_Task directions:_ All of the entries below, duplicated exactly, make up the answer.
==== Data under study ====
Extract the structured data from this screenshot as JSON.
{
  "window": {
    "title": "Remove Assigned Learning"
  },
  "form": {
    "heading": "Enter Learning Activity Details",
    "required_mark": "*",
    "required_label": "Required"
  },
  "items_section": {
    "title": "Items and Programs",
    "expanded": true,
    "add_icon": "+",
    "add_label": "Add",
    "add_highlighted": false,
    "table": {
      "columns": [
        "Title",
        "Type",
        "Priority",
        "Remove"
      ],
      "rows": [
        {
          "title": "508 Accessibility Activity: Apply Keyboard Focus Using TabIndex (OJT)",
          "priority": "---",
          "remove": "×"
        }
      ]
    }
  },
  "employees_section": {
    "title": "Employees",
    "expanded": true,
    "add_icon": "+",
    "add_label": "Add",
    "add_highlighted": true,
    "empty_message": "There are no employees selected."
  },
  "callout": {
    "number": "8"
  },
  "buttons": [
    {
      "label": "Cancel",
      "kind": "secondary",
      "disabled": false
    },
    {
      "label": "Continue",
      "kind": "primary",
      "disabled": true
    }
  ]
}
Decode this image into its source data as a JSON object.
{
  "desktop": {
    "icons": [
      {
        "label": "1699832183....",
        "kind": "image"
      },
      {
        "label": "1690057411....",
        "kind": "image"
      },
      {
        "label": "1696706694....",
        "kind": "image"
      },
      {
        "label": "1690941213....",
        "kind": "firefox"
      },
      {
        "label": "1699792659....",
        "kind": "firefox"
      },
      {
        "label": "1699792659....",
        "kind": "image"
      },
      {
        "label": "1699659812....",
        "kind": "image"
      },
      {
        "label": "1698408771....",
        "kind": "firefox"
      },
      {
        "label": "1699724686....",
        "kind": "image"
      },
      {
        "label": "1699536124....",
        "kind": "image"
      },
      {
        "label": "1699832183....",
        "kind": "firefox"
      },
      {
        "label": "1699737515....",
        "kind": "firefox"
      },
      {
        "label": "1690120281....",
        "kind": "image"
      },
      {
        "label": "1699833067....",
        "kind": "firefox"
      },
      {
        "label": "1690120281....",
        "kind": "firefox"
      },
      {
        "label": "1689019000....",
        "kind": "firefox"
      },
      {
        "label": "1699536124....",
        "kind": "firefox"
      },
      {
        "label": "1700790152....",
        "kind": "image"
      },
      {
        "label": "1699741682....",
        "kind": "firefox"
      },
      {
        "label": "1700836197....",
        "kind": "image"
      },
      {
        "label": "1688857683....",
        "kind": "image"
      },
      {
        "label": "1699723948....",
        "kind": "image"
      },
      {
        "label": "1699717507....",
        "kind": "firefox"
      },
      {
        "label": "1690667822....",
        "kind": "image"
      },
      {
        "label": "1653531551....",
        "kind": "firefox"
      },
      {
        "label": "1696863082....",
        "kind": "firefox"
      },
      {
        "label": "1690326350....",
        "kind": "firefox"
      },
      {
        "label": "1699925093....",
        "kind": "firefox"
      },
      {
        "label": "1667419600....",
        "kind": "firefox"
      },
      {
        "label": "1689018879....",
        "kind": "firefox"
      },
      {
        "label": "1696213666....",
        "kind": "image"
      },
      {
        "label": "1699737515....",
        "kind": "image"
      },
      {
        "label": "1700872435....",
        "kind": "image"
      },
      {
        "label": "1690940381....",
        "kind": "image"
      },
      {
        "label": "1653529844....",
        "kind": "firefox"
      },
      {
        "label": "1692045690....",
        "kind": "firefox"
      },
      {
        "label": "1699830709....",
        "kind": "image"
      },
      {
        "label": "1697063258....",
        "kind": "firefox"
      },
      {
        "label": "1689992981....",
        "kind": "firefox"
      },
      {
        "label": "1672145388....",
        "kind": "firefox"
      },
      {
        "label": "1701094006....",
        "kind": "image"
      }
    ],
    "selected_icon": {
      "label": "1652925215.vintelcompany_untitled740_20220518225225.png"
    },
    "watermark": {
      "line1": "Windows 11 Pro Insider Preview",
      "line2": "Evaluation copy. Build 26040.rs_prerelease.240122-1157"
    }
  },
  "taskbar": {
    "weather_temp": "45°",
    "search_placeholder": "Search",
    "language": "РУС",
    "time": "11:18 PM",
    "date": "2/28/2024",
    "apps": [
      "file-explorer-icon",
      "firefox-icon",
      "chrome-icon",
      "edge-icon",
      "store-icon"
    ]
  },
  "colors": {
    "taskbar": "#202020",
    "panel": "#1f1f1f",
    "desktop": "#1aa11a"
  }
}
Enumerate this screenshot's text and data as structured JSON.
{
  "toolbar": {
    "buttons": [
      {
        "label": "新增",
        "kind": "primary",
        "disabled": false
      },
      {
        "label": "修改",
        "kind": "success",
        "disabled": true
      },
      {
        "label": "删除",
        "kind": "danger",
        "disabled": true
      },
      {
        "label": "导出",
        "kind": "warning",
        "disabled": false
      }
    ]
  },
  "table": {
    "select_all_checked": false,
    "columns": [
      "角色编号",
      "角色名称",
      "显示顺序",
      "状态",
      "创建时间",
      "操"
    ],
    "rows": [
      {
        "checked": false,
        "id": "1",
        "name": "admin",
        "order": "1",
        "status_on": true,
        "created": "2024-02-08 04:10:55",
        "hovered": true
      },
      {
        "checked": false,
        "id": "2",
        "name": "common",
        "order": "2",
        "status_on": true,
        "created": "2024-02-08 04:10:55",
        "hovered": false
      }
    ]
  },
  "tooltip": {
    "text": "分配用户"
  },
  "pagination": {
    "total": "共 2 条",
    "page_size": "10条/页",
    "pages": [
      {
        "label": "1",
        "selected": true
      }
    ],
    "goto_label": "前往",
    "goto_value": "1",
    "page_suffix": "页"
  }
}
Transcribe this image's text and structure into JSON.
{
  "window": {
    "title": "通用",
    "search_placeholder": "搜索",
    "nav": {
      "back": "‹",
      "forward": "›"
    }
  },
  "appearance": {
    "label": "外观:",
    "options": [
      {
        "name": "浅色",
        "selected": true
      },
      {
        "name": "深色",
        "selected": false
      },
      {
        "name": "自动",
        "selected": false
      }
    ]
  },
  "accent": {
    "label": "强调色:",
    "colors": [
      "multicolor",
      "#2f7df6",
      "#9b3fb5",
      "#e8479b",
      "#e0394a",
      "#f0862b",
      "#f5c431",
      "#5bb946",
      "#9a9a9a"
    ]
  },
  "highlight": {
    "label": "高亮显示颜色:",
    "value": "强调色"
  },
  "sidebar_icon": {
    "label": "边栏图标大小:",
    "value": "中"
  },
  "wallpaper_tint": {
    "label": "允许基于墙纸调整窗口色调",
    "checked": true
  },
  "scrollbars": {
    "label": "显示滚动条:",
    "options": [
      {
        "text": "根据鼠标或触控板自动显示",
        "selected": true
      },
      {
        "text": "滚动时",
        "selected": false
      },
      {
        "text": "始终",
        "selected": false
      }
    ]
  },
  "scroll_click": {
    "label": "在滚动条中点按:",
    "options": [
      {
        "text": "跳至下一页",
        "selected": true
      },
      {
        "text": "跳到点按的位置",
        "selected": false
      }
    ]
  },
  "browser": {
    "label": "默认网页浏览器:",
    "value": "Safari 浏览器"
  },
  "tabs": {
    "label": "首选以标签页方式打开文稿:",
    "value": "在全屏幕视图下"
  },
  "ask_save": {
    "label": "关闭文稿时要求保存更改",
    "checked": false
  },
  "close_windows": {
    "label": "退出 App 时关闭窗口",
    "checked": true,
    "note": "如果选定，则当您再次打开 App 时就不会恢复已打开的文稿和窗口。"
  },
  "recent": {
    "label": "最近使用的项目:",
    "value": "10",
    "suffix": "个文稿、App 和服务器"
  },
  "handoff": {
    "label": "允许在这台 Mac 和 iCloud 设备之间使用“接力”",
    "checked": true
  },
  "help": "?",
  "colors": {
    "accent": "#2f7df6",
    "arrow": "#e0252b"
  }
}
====
_Output of the task:_
Extract the structured data from this screenshot as JSON.
{
  "window": {
    "title": "Remove Assigned Learning"
  },
  "form": {
    "heading": "Enter Learning Activity Details",
    "required_mark": "*",
    "required_label": "Required"
  },
  "items_section": {
    "title": "Items and Programs",
    "expanded": true,
    "add_icon": "+",
    "add_label": "Add",
    "add_highlighted": false,
    "table": {
      "columns": [
        "Title",
        "Type",
        "Priority",
        "Remove"
      ],
      "rows": [
        {
          "title": "508 Accessibility Activity: Apply Keyboard Focus Using TabIndex (OJT)",
          "priority": "---",
          "remove": "×"
        }
      ]
    }
  },
  "employees_section": {
    "title": "Employees",
    "expanded": true,
    "add_icon": "+",
    "add_label": "Add",
    "add_highlighted": true,
    "empty_message": "There are no employees selected."
  },
  "callout": {
    "number": "8"
  },
  "buttons": [
    {
      "label": "Cancel",
      "kind": "secondary",
      "disabled": false
    },
    {
      "label": "Continue",
      "kind": "primary",
      "disabled": true
    }
  ]
}
Decode this image into its source data as a JSON object.
{
  "desktop": {
    "icons": [
      {
        "label": "1699832183....",
        "kind": "image"
      },
      {
        "label": "1690057411....",
        "kind": "image"
      },
      {
        "label": "1696706694....",
        "kind": "image"
      },
      {
        "label": "1690941213....",
        "kind": "firefox"
      },
      {
        "label": "1699792659....",
        "kind": "firefox"
      },
      {
        "label": "1699792659....",
        "kind": "image"
      },
      {
        "label": "1699659812....",
        "kind": "image"
      },
      {
        "label": "1698408771....",
        "kind": "firefox"
      },
      {
        "label": "1699724686....",
        "kind": "image"
      },
      {
        "label": "1699536124....",
        "kind": "image"
      },
      {
        "label": "1699832183....",
        "kind": "firefox"
      },
      {
        "label": "1699737515....",
        "kind": "firefox"
      },
      {
        "label": "1690120281....",
        "kind": "image"
      },
      {
        "label": "1699833067....",
        "kind": "firefox"
      },
      {
        "label": "1690120281....",
        "kind": "firefox"
      },
      {
        "label": "1689019000....",
        "kind": "firefox"
      },
      {
        "label": "1699536124....",
        "kind": "firefox"
      },
      {
        "label": "1700790152....",
        "kind": "image"
      },
      {
        "label": "1699741682....",
        "kind": "firefox"
      },
      {
        "label": "1700836197....",
        "kind": "image"
      },
      {
        "label": "1688857683....",
        "kind": "image"
      },
      {
        "label": "1699723948....",
        "kind": "image"
      },
      {
        "label": "1699717507....",
        "kind": "firefox"
      },
      {
        "label": "1690667822....",
        "kind": "image"
      },
      {
        "label": "1653531551....",
        "kind": "firefox"
      },
      {
        "label": "1696863082....",
        "kind": "firefox"
      },
      {
        "label": "1690326350....",
        "kind": "firefox"
      },
      {
        "label": "1699925093....",
        "kind": "firefox"
      },
      {
        "label": "1667419600....",
        "kind": "firefox"
      },
      {
        "label": "1689018879....",
        "kind": "firefox"
      },
      {
        "label": "1696213666....",
        "kind": "image"
      },
      {
        "label": "1699737515....",
        "kind": "image"
      },
      {
        "label": "1700872435....",
        "kind": "image"
      },
      {
        "label": "1690940381....",
        "kind": "image"
      },
      {
        "label": "1653529844....",
        "kind": "firefox"
      },
      {
        "label": "1692045690....",
        "kind": "firefox"
      },
      {
        "label": "1699830709....",
        "kind": "image"
      },
      {
        "label": "1697063258....",
        "kind": "firefox"
      },
      {
        "label": "1689992981....",
        "kind": "firefox"
      },
      {
        "label": "1672145388....",
        "kind": "firefox"
      },
      {
        "label": "1701094006....",
        "kind": "image"
      }
    ],
    "selected_icon": {
      "label": "1652925215.vintelcompany_untitled740_20220518225225.png"
    },
    "watermark": {
      "line1": "Windows 11 Pro Insider Preview",
      "line2": "Evaluation copy. Build 26040.rs_prerelease.240122-1157"
    }
  },
  "taskbar": {
    "weather_temp": "45°",
    "search_placeholder": "Search",
    "language": "РУС",
    "time": "11:18 PM",
    "date": "2/28/2024",
    "apps": [
      "file-explorer-icon",
      "firefox-icon",
      "chrome-icon",
      "edge-icon",
      "store-icon"
    ]
  },
  "colors": {
    "taskbar": "#202020",
    "panel": "#1f1f1f",
    "desktop": "#1aa11a"
  }
}
Enumerate this screenshot's text and data as structured JSON.
{
  "toolbar": {
    "buttons": [
      {
        "label": "新增",
        "kind": "primary",
        "disabled": false
      },
      {
        "label": "修改",
        "kind": "success",
        "disabled": true
      },
      {
        "label": "删除",
        "kind": "danger",
        "disabled": true
      },
      {
        "label": "导出",
        "kind": "warning",
        "disabled": false
      }
    ]
  },
  "table": {
    "select_all_checked": false,
    "columns": [
      "角色编号",
      "角色名称",
      "显示顺序",
      "状态",
      "创建时间",
      "操"
    ],
    "rows": [
      {
        "checked": false,
        "id": "1",
        "name": "admin",
        "order": "1",
        "status_on": true,
        "created": "2024-02-08 04:10:55",
        "hovered": true
      },
      {
        "checked": false,
        "id": "2",
        "name": "common",
        "order": "2",
        "status_on": true,
        "created": "2024-02-08 04:10:55",
        "hovered": false
      }
    ]
  },
  "tooltip": {
    "text": "分配用户"
  },
  "pagination": {
    "total": "共 2 条",
    "page_size": "10条/页",
    "pages": [
      {
        "label": "1",
        "selected": true
      }
    ],
    "goto_label": "前往",
    "goto_value": "1",
    "page_suffix": "页"
  }
}
Transcribe this image's text and structure into JSON.
{
  "window": {
    "title": "通用",
    "search_placeholder": "搜索",
    "nav": {
      "back": "‹",
      "forward": "›"
    }
  },
  "appearance": {
    "label": "外观:",
    "options": [
      {
        "name": "浅色",
        "selected": true
      },
      {
        "name": "深色",
        "selected": false
      },
      {
        "name": "自动",
        "selected": false
      }
    ]
  },
  "accent": {
    "label": "强调色:",
    "colors": [
      "multicolor",
      "#2f7df6",
      "#9b3fb5",
      "#e8479b",
      "#e0394a",
      "#f0862b",
      "#f5c431",
      "#5bb946",
      "#9a9a9a"
    ]
  },
  "highlight": {
    "label": "高亮显示颜色:",
    "value": "强调色"
  },
  "sidebar_icon": {
    "label": "边栏图标大小:",
    "value": "中"
  },
  "wallpaper_tint": {
    "label": "允许基于墙纸调整窗口色调",
    "checked": true
  },
  "scrollbars": {
    "label": "显示滚动条:",
    "options": [
      {
        "text": "根据鼠标或触控板自动显示",
        "selected": true
      },
      {
        "text": "滚动时",
        "selected": false
      },
      {
        "text": "始终",
        "selected": false
      }
    ]
  },
  "scroll_click": {
    "label": "在滚动条中点按:",
    "options": [
      {
        "text": "跳至下一页",
        "selected": true
      },
      {
        "text": "跳到点按的位置",
        "selected": false
      }
    ]
  },
  "browser": {
    "label": "默认网页浏览器:",
    "value": "Safari 浏览器"
  },
  "tabs": {
    "label": "首选以标签页方式打开文稿:",
    "value": "在全屏幕视图下"
  },
  "ask_save": {
    "label": "关闭文稿时要求保存更改",
    "checked": false
  },
  "close_windows": {
    "label": "退出 App 时关闭窗口",
    "checked": true,
    "note": "如果选定，则当您再次打开 App 时就不会恢复已打开的文稿和窗口。"
  },
  "recent": {
    "label": "最近使用的项目:",
    "value": "10",
    "suffix": "个文稿、App 和服务器"
  },
  "handoff": {
    "label": "允许在这台 Mac 和 iCloud 设备之间使用“接力”",
    "checked": true
  },
  "help": "?",
  "colors": {
    "accent": "#2f7df6",
    "arrow": "#e0252b"
  }
}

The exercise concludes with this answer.